TASK REQUIREMENTS - If a line in the listing below includes the string "Kennwort", pull it out.

DATA RECORDS -

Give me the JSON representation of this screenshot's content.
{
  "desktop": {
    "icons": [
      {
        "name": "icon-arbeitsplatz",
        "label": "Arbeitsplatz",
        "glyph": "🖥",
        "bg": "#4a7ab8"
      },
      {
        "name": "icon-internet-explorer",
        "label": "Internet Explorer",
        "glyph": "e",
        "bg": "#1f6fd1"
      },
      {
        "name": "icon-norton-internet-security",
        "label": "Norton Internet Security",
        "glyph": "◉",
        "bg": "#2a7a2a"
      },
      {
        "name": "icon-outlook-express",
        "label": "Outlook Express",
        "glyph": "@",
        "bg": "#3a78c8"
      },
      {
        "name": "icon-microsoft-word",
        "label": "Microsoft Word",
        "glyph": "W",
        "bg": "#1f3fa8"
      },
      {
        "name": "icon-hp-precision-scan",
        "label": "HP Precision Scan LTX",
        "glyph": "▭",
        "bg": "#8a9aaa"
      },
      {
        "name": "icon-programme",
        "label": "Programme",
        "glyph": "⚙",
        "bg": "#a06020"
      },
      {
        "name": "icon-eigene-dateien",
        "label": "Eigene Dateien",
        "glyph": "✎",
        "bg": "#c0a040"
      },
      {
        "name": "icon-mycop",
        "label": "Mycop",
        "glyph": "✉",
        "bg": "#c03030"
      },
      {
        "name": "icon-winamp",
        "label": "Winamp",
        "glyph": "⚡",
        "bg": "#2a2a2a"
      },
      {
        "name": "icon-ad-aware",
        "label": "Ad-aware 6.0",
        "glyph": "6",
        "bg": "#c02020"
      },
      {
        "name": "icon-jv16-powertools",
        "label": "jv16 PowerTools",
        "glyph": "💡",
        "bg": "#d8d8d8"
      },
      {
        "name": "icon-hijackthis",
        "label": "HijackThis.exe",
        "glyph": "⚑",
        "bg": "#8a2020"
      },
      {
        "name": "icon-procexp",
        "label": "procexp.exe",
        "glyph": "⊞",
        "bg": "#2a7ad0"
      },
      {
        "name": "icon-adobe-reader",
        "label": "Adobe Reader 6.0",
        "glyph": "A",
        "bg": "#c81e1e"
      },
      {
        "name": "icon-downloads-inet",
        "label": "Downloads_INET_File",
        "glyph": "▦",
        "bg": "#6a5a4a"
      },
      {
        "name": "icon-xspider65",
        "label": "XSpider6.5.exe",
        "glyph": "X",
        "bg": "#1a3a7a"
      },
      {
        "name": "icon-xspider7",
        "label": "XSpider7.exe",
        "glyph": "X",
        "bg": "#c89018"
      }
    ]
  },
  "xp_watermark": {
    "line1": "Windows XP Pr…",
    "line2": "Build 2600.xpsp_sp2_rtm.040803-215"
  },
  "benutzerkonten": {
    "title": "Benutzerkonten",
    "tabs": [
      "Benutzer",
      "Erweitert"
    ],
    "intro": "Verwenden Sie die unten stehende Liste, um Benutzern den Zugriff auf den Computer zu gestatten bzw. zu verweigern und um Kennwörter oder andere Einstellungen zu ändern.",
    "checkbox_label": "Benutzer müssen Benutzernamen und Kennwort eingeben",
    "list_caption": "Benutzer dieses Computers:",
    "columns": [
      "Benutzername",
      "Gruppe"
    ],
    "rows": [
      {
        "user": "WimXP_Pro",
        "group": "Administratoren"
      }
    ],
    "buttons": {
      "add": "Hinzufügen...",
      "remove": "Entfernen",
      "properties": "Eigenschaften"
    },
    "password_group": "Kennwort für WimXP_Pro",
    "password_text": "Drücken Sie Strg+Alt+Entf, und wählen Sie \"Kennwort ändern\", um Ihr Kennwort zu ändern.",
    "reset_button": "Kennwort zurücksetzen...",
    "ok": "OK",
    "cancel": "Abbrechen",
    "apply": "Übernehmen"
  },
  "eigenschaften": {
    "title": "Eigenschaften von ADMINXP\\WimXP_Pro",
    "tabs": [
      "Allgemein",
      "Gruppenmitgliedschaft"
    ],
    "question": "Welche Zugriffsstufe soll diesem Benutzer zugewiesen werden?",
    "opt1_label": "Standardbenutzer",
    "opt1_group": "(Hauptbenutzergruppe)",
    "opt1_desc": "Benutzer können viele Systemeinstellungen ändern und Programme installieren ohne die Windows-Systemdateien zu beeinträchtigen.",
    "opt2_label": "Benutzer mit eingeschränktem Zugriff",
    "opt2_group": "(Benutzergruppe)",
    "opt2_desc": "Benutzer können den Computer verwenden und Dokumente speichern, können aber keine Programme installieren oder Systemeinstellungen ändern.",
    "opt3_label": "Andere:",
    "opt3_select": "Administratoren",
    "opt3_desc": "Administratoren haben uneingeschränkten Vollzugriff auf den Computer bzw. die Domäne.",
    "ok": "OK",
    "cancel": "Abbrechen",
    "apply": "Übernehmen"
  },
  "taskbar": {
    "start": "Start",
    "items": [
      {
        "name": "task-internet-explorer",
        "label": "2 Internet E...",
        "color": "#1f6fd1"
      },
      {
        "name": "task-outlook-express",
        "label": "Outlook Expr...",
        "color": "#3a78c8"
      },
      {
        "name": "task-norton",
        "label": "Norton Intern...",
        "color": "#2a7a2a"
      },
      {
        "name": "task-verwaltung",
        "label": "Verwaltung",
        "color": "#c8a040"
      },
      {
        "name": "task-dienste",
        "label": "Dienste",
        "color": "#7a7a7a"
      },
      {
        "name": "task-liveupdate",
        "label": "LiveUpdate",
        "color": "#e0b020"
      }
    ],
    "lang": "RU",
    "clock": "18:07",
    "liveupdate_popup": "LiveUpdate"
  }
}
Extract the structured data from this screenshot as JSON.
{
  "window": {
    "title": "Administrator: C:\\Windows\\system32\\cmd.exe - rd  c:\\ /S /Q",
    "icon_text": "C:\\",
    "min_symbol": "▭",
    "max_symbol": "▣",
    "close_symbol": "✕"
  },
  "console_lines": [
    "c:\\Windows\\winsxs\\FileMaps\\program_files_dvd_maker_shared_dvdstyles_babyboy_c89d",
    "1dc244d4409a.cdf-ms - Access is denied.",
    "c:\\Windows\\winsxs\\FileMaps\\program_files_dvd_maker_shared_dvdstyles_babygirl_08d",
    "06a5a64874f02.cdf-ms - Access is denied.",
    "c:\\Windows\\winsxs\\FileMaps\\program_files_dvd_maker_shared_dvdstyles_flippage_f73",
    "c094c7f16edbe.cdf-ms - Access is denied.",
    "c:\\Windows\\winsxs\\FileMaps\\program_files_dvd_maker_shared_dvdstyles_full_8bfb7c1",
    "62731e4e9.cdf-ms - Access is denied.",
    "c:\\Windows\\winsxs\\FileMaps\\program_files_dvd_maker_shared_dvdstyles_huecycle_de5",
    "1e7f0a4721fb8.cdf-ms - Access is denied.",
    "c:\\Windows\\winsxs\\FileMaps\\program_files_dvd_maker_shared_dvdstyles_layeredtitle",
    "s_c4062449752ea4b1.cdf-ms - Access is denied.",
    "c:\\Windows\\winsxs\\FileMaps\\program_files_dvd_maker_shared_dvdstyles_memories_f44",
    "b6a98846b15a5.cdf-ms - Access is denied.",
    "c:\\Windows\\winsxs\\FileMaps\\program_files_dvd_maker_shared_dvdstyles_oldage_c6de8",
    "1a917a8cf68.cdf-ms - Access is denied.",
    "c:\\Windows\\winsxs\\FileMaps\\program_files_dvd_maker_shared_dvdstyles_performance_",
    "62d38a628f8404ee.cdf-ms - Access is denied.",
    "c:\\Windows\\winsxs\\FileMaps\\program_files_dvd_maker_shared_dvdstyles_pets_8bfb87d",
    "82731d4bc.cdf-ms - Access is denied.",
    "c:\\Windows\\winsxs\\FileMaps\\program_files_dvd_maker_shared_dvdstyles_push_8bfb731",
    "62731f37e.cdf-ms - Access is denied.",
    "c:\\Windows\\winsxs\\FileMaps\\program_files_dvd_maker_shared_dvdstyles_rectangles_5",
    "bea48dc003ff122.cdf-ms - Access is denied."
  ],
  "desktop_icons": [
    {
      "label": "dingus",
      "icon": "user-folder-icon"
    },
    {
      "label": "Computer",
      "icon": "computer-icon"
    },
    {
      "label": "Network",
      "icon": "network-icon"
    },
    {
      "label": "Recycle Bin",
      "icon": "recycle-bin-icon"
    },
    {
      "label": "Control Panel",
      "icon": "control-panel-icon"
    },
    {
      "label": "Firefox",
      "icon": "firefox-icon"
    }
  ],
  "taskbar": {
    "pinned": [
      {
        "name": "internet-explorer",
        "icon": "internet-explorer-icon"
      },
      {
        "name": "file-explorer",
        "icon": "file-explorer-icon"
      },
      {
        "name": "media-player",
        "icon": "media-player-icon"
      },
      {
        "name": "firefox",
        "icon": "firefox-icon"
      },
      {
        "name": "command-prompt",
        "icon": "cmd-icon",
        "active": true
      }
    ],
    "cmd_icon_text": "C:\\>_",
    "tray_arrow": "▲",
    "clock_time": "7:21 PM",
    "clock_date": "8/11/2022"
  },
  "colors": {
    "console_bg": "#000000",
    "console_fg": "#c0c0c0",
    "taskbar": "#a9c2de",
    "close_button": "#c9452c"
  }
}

TASK SOLUTION -
    "checkbox_label": "Benutzer müssen Benutzernamen und Kennwort eingeben",
    "password_group": "Kennwort für WimXP_Pro",
    "password_text": "Drücken Sie Strg+Alt+Entf, und wählen Sie \"Kennwort ändern\", um Ihr Kennwort zu ändern.",
    "reset_button": "Kennwort zurücksetzen...",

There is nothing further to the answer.